* _Task instructions_
Restate the records in full, so that each line matches the original exactly.
——————————
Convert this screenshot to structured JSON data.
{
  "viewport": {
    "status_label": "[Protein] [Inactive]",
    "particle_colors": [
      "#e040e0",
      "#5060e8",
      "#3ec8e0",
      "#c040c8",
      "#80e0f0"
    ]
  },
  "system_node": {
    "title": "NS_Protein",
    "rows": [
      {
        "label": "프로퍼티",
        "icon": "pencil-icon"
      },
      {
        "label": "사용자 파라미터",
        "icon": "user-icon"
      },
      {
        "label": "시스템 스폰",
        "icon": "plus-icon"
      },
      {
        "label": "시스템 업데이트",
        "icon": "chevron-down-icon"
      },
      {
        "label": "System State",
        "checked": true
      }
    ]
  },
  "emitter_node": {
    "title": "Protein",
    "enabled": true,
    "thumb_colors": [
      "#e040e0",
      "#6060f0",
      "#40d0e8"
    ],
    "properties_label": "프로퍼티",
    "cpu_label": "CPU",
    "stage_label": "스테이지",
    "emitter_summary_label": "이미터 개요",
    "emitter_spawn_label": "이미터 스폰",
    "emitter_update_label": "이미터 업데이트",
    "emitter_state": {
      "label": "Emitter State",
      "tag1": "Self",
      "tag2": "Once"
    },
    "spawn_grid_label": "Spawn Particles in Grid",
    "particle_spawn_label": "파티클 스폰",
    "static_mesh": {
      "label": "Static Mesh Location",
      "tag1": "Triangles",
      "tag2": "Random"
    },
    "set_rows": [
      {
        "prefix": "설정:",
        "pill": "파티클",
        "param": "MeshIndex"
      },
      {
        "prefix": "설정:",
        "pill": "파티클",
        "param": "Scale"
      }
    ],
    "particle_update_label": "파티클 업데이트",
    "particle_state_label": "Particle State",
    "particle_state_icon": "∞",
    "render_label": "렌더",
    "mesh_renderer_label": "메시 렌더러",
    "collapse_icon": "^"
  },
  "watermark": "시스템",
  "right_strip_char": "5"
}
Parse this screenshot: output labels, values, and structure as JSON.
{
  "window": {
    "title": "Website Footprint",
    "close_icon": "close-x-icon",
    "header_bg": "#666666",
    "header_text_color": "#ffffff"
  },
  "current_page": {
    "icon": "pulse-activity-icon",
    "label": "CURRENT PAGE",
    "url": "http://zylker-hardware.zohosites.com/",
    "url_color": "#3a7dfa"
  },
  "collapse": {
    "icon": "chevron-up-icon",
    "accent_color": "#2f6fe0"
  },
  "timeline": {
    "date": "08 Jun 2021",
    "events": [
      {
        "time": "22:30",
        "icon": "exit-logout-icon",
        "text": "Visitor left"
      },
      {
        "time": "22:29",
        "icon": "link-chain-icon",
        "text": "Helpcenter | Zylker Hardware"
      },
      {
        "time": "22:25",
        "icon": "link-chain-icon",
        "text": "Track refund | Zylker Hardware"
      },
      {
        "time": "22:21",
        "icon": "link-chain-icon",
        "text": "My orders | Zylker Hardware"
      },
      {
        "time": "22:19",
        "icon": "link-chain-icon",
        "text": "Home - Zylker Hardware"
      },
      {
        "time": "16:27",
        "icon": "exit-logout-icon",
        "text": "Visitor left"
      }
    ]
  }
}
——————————
* _Solution for this problem_
Convert this screenshot to structured JSON data.
{
  "viewport": {
    "status_label": "[Protein] [Inactive]",
    "particle_colors": [
      "#e040e0",
      "#5060e8",
      "#3ec8e0",
      "#c040c8",
      "#80e0f0"
    ]
  },
  "system_node": {
    "title": "NS_Protein",
    "rows": [
      {
        "label": "프로퍼티",
        "icon": "pencil-icon"
      },
      {
        "label": "사용자 파라미터",
        "icon": "user-icon"
      },
      {
        "label": "시스템 스폰",
        "icon": "plus-icon"
      },
      {
        "label": "시스템 업데이트",
        "icon": "chevron-down-icon"
      },
      {
        "label": "System State",
        "checked": true
      }
    ]
  },
  "emitter_node": {
    "title": "Protein",
    "enabled": true,
    "thumb_colors": [
      "#e040e0",
      "#6060f0",
      "#40d0e8"
    ],
    "properties_label": "프로퍼티",
    "cpu_label": "CPU",
    "stage_label": "스테이지",
    "emitter_summary_label": "이미터 개요",
    "emitter_spawn_label": "이미터 스폰",
    "emitter_update_label": "이미터 업데이트",
    "emitter_state": {
      "label": "Emitter State",
      "tag1": "Self",
      "tag2": "Once"
    },
    "spawn_grid_label": "Spawn Particles in Grid",
    "particle_spawn_label": "파티클 스폰",
    "static_mesh": {
      "label": "Static Mesh Location",
      "tag1": "Triangles",
      "tag2": "Random"
    },
    "set_rows": [
      {
        "prefix": "설정:",
        "pill": "파티클",
        "param": "MeshIndex"
      },
      {
        "prefix": "설정:",
        "pill": "파티클",
        "param": "Scale"
      }
    ],
    "particle_update_label": "파티클 업데이트",
    "particle_state_label": "Particle State",
    "particle_state_icon": "∞",
    "render_label": "렌더",
    "mesh_renderer_label": "메시 렌더러",
    "collapse_icon": "^"
  },
  "watermark": "시스템",
  "right_strip_char": "5"
}
Parse this screenshot: output labels, values, and structure as JSON.
{
  "window": {
    "title": "Website Footprint",
    "close_icon": "close-x-icon",
    "header_bg": "#666666",
    "header_text_color": "#ffffff"
  },
  "current_page": {
    "icon": "pulse-activity-icon",
    "label": "CURRENT PAGE",
    "url": "http://zylker-hardware.zohosites.com/",
    "url_color": "#3a7dfa"
  },
  "collapse": {
    "icon": "chevron-up-icon",
    "accent_color": "#2f6fe0"
  },
  "timeline": {
    "date": "08 Jun 2021",
    "events": [
      {
        "time": "22:30",
        "icon": "exit-logout-icon",
        "text": "Visitor left"
      },
      {
        "time": "22:29",
        "icon": "link-chain-icon",
        "text": "Helpcenter | Zylker Hardware"
      },
      {
        "time": "22:25",
        "icon": "link-chain-icon",
        "text": "Track refund | Zylker Hardware"
      },
      {
        "time": "22:21",
        "icon": "link-chain-icon",
        "text": "My orders | Zylker Hardware"
      },
      {
        "time": "22:19",
        "icon": "link-chain-icon",
        "text": "Home - Zylker Hardware"
      },
      {
        "time": "16:27",
        "icon": "exit-logout-icon",
        "text": "Visitor left"
      }
    ]
  }
}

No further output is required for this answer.